“There were several overseas empires which were very happy to engage in slavery and that’s something that we have to consider.”

One of the main trade centres was a Dutch colony in Rotterdam, says Mr Worthington but records of Scots involved at that time are scare.

READ MORE: 'Without slavery Glasgow wouldn't exist': The brutal truth of Scotland's slaving past 

He said: “I think they (the merchants) were a bit more slippery. The numbers aren’t that great from the Highlands but they were exploiting the fact they were on the margins.”

In the period before the 18th century, Mr Worthington says Scots travelling abroad were more likely to go to a European country than North America, which led to imperial connections.

The key industries, pre 1707, were tobacco and sugar and it was not uncommon, he says, for Dutch merchants to trade sugar for horses, which were shipped to plantations in South America.

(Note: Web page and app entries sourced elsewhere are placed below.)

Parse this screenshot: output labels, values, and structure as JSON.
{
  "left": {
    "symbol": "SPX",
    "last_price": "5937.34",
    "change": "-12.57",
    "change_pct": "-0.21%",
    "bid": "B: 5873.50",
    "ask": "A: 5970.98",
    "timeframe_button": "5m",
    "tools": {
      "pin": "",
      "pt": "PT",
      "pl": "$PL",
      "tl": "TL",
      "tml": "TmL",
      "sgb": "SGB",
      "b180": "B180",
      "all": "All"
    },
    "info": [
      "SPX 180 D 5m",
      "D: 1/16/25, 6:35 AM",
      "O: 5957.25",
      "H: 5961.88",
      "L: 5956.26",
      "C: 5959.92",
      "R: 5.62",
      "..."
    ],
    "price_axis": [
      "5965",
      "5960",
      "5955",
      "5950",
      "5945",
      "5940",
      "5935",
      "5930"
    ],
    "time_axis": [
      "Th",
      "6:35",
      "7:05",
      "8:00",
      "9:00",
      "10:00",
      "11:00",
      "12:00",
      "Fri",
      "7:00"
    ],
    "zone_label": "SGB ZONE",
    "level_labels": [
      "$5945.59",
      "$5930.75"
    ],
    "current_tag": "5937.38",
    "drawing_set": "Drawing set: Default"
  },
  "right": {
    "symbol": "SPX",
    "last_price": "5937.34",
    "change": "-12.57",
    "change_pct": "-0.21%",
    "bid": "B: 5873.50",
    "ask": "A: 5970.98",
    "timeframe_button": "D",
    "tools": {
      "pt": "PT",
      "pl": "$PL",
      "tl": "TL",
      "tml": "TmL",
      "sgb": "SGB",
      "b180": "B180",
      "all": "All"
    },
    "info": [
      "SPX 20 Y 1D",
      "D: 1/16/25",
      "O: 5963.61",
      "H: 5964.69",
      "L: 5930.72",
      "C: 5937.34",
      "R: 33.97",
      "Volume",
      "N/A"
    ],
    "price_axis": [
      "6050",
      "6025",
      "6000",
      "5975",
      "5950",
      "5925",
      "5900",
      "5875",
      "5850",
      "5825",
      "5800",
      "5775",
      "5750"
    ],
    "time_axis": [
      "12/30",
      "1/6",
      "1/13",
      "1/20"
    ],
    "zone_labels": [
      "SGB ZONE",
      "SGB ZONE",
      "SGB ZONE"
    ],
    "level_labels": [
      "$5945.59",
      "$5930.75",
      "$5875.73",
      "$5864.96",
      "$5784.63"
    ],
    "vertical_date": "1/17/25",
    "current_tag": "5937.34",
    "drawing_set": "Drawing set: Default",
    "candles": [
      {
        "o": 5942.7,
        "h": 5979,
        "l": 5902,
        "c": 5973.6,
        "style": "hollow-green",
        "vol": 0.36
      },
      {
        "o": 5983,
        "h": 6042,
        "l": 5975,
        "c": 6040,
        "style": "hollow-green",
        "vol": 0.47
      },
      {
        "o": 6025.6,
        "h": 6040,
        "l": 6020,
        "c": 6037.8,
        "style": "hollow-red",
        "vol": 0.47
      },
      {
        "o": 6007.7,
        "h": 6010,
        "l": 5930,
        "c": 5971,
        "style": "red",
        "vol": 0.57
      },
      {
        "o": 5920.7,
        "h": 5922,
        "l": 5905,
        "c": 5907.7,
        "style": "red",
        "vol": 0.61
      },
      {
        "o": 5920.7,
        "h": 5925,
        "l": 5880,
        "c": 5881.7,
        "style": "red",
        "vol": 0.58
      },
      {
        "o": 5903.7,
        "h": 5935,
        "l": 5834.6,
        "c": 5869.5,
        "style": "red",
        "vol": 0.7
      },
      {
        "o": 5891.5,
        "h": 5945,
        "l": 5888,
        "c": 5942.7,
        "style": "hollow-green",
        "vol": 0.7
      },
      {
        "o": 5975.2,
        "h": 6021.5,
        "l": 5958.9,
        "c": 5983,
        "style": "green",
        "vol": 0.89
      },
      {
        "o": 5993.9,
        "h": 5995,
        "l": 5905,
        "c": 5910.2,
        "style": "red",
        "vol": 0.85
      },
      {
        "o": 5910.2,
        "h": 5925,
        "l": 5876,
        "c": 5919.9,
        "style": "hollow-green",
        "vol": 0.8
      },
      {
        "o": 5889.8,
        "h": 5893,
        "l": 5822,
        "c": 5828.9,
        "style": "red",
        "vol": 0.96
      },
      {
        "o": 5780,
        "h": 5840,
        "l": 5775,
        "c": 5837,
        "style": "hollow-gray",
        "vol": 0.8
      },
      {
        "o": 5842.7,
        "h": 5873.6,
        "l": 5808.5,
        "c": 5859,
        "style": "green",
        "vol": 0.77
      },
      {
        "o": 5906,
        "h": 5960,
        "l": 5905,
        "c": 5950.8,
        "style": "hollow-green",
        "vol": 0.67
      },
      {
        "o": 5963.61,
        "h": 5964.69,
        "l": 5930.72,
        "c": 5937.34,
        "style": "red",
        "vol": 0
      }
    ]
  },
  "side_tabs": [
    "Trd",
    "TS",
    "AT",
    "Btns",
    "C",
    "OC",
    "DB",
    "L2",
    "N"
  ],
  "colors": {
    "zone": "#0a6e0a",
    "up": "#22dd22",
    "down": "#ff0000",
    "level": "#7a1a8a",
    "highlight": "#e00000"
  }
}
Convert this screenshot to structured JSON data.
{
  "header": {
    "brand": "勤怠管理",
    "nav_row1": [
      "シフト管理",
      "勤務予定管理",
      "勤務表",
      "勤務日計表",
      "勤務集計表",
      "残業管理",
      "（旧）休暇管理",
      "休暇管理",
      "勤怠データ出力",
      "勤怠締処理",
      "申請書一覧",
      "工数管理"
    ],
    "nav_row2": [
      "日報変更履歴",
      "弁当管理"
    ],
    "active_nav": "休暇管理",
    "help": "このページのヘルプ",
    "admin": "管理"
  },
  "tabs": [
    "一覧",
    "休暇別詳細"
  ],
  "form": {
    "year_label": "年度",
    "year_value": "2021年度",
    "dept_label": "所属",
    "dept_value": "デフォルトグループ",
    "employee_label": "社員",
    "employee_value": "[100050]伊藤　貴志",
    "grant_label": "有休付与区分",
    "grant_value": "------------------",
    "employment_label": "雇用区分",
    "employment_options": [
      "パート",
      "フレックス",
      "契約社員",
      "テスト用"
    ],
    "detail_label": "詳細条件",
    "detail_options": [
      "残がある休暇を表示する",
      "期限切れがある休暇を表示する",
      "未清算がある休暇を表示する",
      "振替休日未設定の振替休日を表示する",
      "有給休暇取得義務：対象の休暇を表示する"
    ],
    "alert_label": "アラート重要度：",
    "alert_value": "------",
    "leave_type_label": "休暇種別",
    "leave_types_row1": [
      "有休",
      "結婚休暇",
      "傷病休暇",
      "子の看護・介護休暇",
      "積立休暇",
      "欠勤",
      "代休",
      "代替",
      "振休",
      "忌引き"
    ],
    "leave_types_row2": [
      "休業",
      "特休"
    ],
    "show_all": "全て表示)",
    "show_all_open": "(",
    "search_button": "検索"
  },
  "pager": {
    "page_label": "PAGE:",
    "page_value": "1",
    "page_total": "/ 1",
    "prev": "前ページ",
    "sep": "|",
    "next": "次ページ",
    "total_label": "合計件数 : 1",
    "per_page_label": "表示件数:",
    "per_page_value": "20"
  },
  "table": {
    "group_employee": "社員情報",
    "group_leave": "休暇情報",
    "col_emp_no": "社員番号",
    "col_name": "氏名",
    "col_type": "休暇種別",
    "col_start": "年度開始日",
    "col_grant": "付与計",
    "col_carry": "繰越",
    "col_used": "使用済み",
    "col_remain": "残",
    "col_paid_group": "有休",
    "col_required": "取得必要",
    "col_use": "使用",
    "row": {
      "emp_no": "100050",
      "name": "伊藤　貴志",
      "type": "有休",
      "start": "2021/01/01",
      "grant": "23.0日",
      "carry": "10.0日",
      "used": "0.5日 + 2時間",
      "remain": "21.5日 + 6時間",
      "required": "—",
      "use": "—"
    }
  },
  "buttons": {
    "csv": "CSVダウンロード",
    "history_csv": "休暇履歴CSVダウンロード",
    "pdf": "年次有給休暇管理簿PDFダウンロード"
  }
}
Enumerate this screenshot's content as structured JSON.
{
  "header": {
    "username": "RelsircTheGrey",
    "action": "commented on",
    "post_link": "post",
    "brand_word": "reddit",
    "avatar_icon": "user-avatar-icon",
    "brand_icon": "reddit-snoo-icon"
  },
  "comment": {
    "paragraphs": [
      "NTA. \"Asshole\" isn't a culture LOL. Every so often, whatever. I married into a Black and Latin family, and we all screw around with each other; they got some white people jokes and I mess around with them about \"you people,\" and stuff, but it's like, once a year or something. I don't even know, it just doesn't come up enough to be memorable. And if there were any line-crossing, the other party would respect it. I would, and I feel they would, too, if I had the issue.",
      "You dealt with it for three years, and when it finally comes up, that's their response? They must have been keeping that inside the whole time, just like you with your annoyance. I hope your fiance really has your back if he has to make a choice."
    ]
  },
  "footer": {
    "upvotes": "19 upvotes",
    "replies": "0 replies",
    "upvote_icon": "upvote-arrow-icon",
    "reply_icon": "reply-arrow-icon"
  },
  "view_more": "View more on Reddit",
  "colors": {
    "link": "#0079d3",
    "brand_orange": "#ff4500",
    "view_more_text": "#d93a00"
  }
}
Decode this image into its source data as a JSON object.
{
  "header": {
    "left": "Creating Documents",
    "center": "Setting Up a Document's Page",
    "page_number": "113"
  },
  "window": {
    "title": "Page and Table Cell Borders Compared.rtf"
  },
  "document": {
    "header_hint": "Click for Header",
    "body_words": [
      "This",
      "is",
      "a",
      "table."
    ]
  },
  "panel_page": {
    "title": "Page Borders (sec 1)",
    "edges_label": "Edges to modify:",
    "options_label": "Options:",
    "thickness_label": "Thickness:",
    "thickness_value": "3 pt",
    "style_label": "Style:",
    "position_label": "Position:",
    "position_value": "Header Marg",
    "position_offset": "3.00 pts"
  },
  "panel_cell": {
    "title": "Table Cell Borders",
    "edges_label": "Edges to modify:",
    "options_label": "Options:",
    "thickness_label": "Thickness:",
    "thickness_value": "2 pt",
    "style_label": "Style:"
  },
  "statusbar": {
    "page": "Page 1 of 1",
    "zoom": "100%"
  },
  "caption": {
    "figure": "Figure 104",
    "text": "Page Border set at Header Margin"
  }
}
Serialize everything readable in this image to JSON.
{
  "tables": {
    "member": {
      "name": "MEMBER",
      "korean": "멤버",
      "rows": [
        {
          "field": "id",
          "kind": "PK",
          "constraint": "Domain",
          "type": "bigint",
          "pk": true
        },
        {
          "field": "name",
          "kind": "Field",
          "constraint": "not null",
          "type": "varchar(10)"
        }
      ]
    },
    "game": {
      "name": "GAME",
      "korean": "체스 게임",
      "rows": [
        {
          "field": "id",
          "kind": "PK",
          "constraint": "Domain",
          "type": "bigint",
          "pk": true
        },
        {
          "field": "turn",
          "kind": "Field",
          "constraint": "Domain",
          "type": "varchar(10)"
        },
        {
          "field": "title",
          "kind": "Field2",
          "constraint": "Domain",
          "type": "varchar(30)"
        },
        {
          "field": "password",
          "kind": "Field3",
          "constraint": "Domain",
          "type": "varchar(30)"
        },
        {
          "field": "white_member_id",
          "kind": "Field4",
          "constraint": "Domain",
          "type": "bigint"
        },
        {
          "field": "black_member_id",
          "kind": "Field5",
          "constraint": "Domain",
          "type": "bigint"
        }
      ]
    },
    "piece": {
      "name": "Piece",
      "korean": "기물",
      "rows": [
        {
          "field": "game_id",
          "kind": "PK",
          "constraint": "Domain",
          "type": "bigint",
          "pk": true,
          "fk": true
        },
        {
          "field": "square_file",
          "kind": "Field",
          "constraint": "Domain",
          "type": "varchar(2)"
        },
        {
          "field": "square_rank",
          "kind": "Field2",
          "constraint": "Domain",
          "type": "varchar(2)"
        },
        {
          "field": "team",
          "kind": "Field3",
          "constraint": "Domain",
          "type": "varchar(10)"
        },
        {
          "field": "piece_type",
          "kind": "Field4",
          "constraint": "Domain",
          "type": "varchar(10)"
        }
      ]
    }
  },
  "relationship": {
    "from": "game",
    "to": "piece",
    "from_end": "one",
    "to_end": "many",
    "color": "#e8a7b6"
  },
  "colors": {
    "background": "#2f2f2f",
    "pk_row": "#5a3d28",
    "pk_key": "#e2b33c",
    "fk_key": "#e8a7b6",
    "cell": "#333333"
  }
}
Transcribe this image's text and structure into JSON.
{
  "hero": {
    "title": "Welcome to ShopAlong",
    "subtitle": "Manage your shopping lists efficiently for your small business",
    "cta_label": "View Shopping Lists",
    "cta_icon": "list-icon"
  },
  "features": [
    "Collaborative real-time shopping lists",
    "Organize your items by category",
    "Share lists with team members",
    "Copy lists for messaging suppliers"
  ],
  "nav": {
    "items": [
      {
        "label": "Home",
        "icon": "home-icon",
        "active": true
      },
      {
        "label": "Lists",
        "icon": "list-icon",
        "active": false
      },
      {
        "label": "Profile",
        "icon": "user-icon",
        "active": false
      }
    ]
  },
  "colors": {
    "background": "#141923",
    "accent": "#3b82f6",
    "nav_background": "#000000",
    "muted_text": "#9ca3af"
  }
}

He said: “We think of the tobacco lords of Glasgow and rightly so because they have left a massive imprint on the city but the involvement of sugar in slavery tends not to get as much attention and that was happening very early.

“The whole system in the Highlands of importing sugar was distinct and I noticed when I was looking at the customs records for Inverness the majority of shipping and shipments were coming from Rotterdam.

READ MORE: Pheona Matovu: To abolish slavery in Scotland we need to address the structures that perpetuate it

“That made me think, where were they coming from to get to Rotterdam because obviously the Dutch weren’t growing sugar cane.

“The Dutch were expanding their colonial enterprise in the 17th century and led me to think about the major sugar producing plantation in the Dutch colonies at that time, which was Suriname. I saw a map from 1667 and there were Scots names on 
the plantation.
“There were two names that look like Dutch versions of Highland names – Magalfin and Macferson.”


(Map courtesy of the John Carter Brown Library at Brown University)

Mr Worthington’s research led him to Henry MacIntosh, who came from Borlum, on the shores of Loch Ness and was one of the biggest sugar planters from the Highlands.

He said: “In 1674 he acquired a plantation with a man called William Pringle in Dutch Suriname.

“They had 30 slaves, but within 10 years the number of slaves had gone up to 73. "They were mostly African but a small number were indigenous.”

Mr WorthingtonDavid wanted to find out how common sugar was in the Highlands at this time and says its use was more widespread than he had anticipated.

He said: “I found that a lot of sugar was coming into the highlands at this time. In the lowlands it was sent to sugar refineries, there were three on the Clyde and one in Leith.

“In the highlands it was just being taken direct from the Netherlands.

“It was certainly coming into places like Glasgow and Leith in large quantities too.

“We often think of the diet as being very basic in the highlands and that was probably the case but there are even references to sugar in the Western Isles at this time.

"Tea was becoming very fashionable and putting sugar in your tea was something that was marketed.

“It was a prized commodity and there was a lot of crime around it.

“There was a case of a guy being put to death in Inverness for stealing sugar. They were importing these liquorice products and sugar candy and bizarrely named confections.”

After the Treaty of Union, Scotland began to import its sugar from the British Empire., from areas including Barbados and the West Indies.

“Sugar has seeped across the whole of Northern Europe by 1700, it’s a part of peoples’ diet and that’s quite sinister in a way. You couldn’t describe it as addictive but it’s very hard to stop once you start.”

Mr Worthington said he hopes to travel to Suriname to fill in the gaps of his research – crucially, the voices of the workers who were exploited to satisfy the palates of sweet-toothed Scots.

He said: “One of the things that disturbs me about doing this is that I don’t have the perspective of the slaves.

“I have not been to Suriname but I really want to and it’s terrible that we don’t have the perspective of those people who were exploited by these individuals.

"People in Scotland were complicit in this. They weren’t forced into it and they weren’t just victims of the Empire.”